*** Opening of Material provided ***

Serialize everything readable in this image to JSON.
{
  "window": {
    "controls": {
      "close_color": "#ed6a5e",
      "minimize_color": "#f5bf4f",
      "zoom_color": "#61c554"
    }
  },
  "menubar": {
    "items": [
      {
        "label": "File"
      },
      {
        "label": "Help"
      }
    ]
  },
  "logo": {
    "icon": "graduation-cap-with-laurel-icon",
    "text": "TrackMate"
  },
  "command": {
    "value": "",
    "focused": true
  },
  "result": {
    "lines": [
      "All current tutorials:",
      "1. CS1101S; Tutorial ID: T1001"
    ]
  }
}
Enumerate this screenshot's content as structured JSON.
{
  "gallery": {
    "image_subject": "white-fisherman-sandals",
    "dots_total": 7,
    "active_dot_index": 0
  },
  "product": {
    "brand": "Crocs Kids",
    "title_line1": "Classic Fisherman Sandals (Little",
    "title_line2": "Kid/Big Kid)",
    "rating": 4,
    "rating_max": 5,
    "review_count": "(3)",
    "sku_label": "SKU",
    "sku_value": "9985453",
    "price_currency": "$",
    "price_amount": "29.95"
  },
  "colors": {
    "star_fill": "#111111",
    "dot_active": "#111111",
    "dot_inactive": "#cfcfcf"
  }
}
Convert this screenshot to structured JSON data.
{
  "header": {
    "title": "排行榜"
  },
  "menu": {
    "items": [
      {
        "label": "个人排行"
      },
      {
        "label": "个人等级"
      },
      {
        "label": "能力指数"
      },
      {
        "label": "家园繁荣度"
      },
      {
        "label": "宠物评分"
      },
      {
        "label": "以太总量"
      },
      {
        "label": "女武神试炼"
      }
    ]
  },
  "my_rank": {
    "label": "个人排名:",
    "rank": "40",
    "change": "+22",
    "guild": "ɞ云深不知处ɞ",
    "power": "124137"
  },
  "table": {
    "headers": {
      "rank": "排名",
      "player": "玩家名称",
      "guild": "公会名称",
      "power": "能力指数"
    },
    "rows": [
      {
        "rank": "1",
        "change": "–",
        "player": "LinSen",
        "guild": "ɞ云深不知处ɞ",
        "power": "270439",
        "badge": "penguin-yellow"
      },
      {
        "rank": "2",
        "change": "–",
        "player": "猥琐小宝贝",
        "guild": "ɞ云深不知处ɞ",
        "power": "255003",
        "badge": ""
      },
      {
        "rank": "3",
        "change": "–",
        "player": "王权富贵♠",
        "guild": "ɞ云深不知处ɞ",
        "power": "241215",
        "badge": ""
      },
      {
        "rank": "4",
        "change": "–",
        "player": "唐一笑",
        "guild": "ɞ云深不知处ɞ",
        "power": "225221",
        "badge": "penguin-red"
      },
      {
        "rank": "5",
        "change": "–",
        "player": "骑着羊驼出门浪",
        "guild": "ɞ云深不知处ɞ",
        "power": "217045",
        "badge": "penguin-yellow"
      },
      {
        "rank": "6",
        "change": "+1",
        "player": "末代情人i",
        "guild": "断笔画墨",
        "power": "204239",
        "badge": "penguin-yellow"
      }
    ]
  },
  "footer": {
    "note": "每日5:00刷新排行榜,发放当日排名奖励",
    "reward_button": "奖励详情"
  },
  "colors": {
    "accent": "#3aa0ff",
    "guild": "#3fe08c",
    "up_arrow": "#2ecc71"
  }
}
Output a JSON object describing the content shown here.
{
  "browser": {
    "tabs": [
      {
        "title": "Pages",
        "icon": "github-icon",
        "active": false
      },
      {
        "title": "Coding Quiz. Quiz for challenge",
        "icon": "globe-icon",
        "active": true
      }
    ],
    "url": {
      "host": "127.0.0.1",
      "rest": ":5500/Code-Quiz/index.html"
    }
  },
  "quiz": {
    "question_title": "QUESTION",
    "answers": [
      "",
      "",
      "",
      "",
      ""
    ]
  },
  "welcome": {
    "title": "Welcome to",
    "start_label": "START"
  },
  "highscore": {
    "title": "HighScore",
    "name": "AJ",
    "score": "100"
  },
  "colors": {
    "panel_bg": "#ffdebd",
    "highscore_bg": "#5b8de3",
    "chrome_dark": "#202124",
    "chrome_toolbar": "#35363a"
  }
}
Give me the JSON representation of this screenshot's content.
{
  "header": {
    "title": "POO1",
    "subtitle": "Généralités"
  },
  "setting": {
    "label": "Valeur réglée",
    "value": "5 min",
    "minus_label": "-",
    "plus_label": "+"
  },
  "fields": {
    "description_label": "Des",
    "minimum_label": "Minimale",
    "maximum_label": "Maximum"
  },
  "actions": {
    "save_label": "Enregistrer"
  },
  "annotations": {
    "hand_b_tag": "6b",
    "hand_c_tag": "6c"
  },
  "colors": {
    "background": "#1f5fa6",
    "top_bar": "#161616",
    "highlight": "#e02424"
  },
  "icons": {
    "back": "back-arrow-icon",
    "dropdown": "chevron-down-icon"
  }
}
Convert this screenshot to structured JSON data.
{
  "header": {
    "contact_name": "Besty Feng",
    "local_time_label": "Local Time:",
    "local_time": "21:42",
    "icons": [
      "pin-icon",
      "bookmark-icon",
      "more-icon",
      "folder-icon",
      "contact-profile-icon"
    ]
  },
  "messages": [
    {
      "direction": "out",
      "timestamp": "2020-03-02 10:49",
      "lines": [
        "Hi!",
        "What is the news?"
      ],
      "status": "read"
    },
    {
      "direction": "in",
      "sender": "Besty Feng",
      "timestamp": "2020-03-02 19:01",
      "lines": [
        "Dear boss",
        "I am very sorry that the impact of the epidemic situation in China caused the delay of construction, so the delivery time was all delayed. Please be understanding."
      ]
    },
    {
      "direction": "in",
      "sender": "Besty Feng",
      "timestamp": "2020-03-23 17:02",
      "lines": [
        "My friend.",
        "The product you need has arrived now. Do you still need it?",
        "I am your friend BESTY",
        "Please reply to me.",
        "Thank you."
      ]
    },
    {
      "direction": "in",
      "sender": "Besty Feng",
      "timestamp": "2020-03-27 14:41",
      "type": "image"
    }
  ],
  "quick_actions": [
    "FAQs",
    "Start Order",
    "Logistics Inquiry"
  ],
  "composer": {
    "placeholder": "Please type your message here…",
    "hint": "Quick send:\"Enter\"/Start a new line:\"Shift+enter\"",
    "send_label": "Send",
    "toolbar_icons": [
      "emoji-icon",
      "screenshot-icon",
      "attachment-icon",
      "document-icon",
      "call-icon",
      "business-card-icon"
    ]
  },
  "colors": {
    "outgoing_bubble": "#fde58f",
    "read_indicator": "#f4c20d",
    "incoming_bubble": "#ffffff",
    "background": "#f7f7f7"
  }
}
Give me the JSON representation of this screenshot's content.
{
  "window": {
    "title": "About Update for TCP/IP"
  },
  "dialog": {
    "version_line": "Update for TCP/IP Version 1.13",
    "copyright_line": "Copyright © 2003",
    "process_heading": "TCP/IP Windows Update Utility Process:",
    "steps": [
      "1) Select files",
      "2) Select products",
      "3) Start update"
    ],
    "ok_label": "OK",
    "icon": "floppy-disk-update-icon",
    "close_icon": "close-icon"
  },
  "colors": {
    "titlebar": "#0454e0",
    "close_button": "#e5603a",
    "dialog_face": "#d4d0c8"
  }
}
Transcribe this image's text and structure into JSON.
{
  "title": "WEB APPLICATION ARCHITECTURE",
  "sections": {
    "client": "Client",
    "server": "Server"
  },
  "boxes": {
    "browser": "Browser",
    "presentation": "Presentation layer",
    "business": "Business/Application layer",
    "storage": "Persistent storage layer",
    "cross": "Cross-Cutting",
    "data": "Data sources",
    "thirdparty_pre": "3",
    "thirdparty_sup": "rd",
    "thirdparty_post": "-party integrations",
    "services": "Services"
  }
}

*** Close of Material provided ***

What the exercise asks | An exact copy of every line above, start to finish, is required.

Output of the task |
Serialize everything readable in this image to JSON.
{
  "window": {
    "controls": {
      "close_color": "#ed6a5e",
      "minimize_color": "#f5bf4f",
      "zoom_color": "#61c554"
    }
  },
  "menubar": {
    "items": [
      {
        "label": "File"
      },
      {
        "label": "Help"
      }
    ]
  },
  "logo": {
    "icon": "graduation-cap-with-laurel-icon",
    "text": "TrackMate"
  },
  "command": {
    "value": "",
    "focused": true
  },
  "result": {
    "lines": [
      "All current tutorials:",
      "1. CS1101S; Tutorial ID: T1001"
    ]
  }
}
Enumerate this screenshot's content as structured JSON.
{
  "gallery": {
    "image_subject": "white-fisherman-sandals",
    "dots_total": 7,
    "active_dot_index": 0
  },
  "product": {
    "brand": "Crocs Kids",
    "title_line1": "Classic Fisherman Sandals (Little",
    "title_line2": "Kid/Big Kid)",
    "rating": 4,
    "rating_max": 5,
    "review_count": "(3)",
    "sku_label": "SKU",
    "sku_value": "9985453",
    "price_currency": "$",
    "price_amount": "29.95"
  },
  "colors": {
    "star_fill": "#111111",
    "dot_active": "#111111",
    "dot_inactive": "#cfcfcf"
  }
}
Convert this screenshot to structured JSON data.
{
  "header": {
    "title": "排行榜"
  },
  "menu": {
    "items": [
      {
        "label": "个人排行"
      },
      {
        "label": "个人等级"
      },
      {
        "label": "能力指数"
      },
      {
        "label": "家园繁荣度"
      },
      {
        "label": "宠物评分"
      },
      {
        "label": "以太总量"
      },
      {
        "label": "女武神试炼"
      }
    ]
  },
  "my_rank": {
    "label": "个人排名:",
    "rank": "40",
    "change": "+22",
    "guild": "ɞ云深不知处ɞ",
    "power": "124137"
  },
  "table": {
    "headers": {
      "rank": "排名",
      "player": "玩家名称",
      "guild": "公会名称",
      "power": "能力指数"
    },
    "rows": [
      {
        "rank": "1",
        "change": "–",
        "player": "LinSen",
        "guild": "ɞ云深不知处ɞ",
        "power": "270439",
        "badge": "penguin-yellow"
      },
      {
        "rank": "2",
        "change": "–",
        "player": "猥琐小宝贝",
        "guild": "ɞ云深不知处ɞ",
        "power": "255003",
        "badge": ""
      },
      {
        "rank": "3",
        "change": "–",
        "player": "王权富贵♠",
        "guild": "ɞ云深不知处ɞ",
        "power": "241215",
        "badge": ""
      },
      {
        "rank": "4",
        "change": "–",
        "player": "唐一笑",
        "guild": "ɞ云深不知处ɞ",
        "power": "225221",
        "badge": "penguin-red"
      },
      {
        "rank": "5",
        "change": "–",
        "player": "骑着羊驼出门浪",
        "guild": "ɞ云深不知处ɞ",
        "power": "217045",
        "badge": "penguin-yellow"
      },
      {
        "rank": "6",
        "change": "+1",
        "player": "末代情人i",
        "guild": "断笔画墨",
        "power": "204239",
        "badge": "penguin-yellow"
      }
    ]
  },
  "footer": {
    "note": "每日5:00刷新排行榜,发放当日排名奖励",
    "reward_button": "奖励详情"
  },
  "colors": {
    "accent": "#3aa0ff",
    "guild": "#3fe08c",
    "up_arrow": "#2ecc71"
  }
}
Output a JSON object describing the content shown here.
{
  "browser": {
    "tabs": [
      {
        "title": "Pages",
        "icon": "github-icon",
        "active": false
      },
      {
        "title": "Coding Quiz. Quiz for challenge",
        "icon": "globe-icon",
        "active": true
      }
    ],
    "url": {
      "host": "127.0.0.1",
      "rest": ":5500/Code-Quiz/index.html"
    }
  },
  "quiz": {
    "question_title": "QUESTION",
    "answers": [
      "",
      "",
      "",
      "",
      ""
    ]
  },
  "welcome": {
    "title": "Welcome to",
    "start_label": "START"
  },
  "highscore": {
    "title": "HighScore",
    "name": "AJ",
    "score": "100"
  },
  "colors": {
    "panel_bg": "#ffdebd",
    "highscore_bg": "#5b8de3",
    "chrome_dark": "#202124",
    "chrome_toolbar": "#35363a"
  }
}
Give me the JSON representation of this screenshot's content.
{
  "header": {
    "title": "POO1",
    "subtitle": "Généralités"
  },
  "setting": {
    "label": "Valeur réglée",
    "value": "5 min",
    "minus_label": "-",
    "plus_label": "+"
  },
  "fields": {
    "description_label": "Des",
    "minimum_label": "Minimale",
    "maximum_label": "Maximum"
  },
  "actions": {
    "save_label": "Enregistrer"
  },
  "annotations": {
    "hand_b_tag": "6b",
    "hand_c_tag": "6c"
  },
  "colors": {
    "background": "#1f5fa6",
    "top_bar": "#161616",
    "highlight": "#e02424"
  },
  "icons": {
    "back": "back-arrow-icon",
    "dropdown": "chevron-down-icon"
  }
}
Convert this screenshot to structured JSON data.
{
  "header": {
    "contact_name": "Besty Feng",
    "local_time_label": "Local Time:",
    "local_time": "21:42",
    "icons": [
      "pin-icon",
      "bookmark-icon",
      "more-icon",
      "folder-icon",
      "contact-profile-icon"
    ]
  },
  "messages": [
    {
      "direction": "out",
      "timestamp": "2020-03-02 10:49",
      "lines": [
        "Hi!",
        "What is the news?"
      ],
      "status": "read"
    },
    {
      "direction": "in",
      "sender": "Besty Feng",
      "timestamp": "2020-03-02 19:01",
      "lines": [
        "Dear boss",
        "I am very sorry that the impact of the epidemic situation in China caused the delay of construction, so the delivery time was all delayed. Please be understanding."
      ]
    },
    {
      "direction": "in",
      "sender": "Besty Feng",
      "timestamp": "2020-03-23 17:02",
      "lines": [
        "My friend.",
        "The product you need has arrived now. Do you still need it?",
        "I am your friend BESTY",
        "Please reply to me.",
        "Thank you."
      ]
    },
    {
      "direction": "in",
      "sender": "Besty Feng",
      "timestamp": "2020-03-27 14:41",
      "type": "image"
    }
  ],
  "quick_actions": [
    "FAQs",
    "Start Order",
    "Logistics Inquiry"
  ],
  "composer": {
    "placeholder": "Please type your message here…",
    "hint": "Quick send:\"Enter\"/Start a new line:\"Shift+enter\"",
    "send_label": "Send",
    "toolbar_icons": [
      "emoji-icon",
      "screenshot-icon",
      "attachment-icon",
      "document-icon",
      "call-icon",
      "business-card-icon"
    ]
  },
  "colors": {
    "outgoing_bubble": "#fde58f",
    "read_indicator": "#f4c20d",
    "incoming_bubble": "#ffffff",
    "background": "#f7f7f7"
  }
}
Give me the JSON representation of this screenshot's content.
{
  "window": {
    "title": "About Update for TCP/IP"
  },
  "dialog": {
    "version_line": "Update for TCP/IP Version 1.13",
    "copyright_line": "Copyright © 2003",
    "process_heading": "TCP/IP Windows Update Utility Process:",
    "steps": [
      "1) Select files",
      "2) Select products",
      "3) Start update"
    ],
    "ok_label": "OK",
    "icon": "floppy-disk-update-icon",
    "close_icon": "close-icon"
  },
  "colors": {
    "titlebar": "#0454e0",
    "close_button": "#e5603a",
    "dialog_face": "#d4d0c8"
  }
}
Transcribe this image's text and structure into JSON.
{
  "title": "WEB APPLICATION ARCHITECTURE",
  "sections": {
    "client": "Client",
    "server": "Server"
  },
  "boxes": {
    "browser": "Browser",
    "presentation": "Presentation layer",
    "business": "Business/Application layer",
    "storage": "Persistent storage layer",
    "cross": "Cross-Cutting",
    "data": "Data sources",
    "thirdparty_pre": "3",
    "thirdparty_sup": "rd",
    "thirdparty_post": "-party integrations",
    "services": "Services"
  }
}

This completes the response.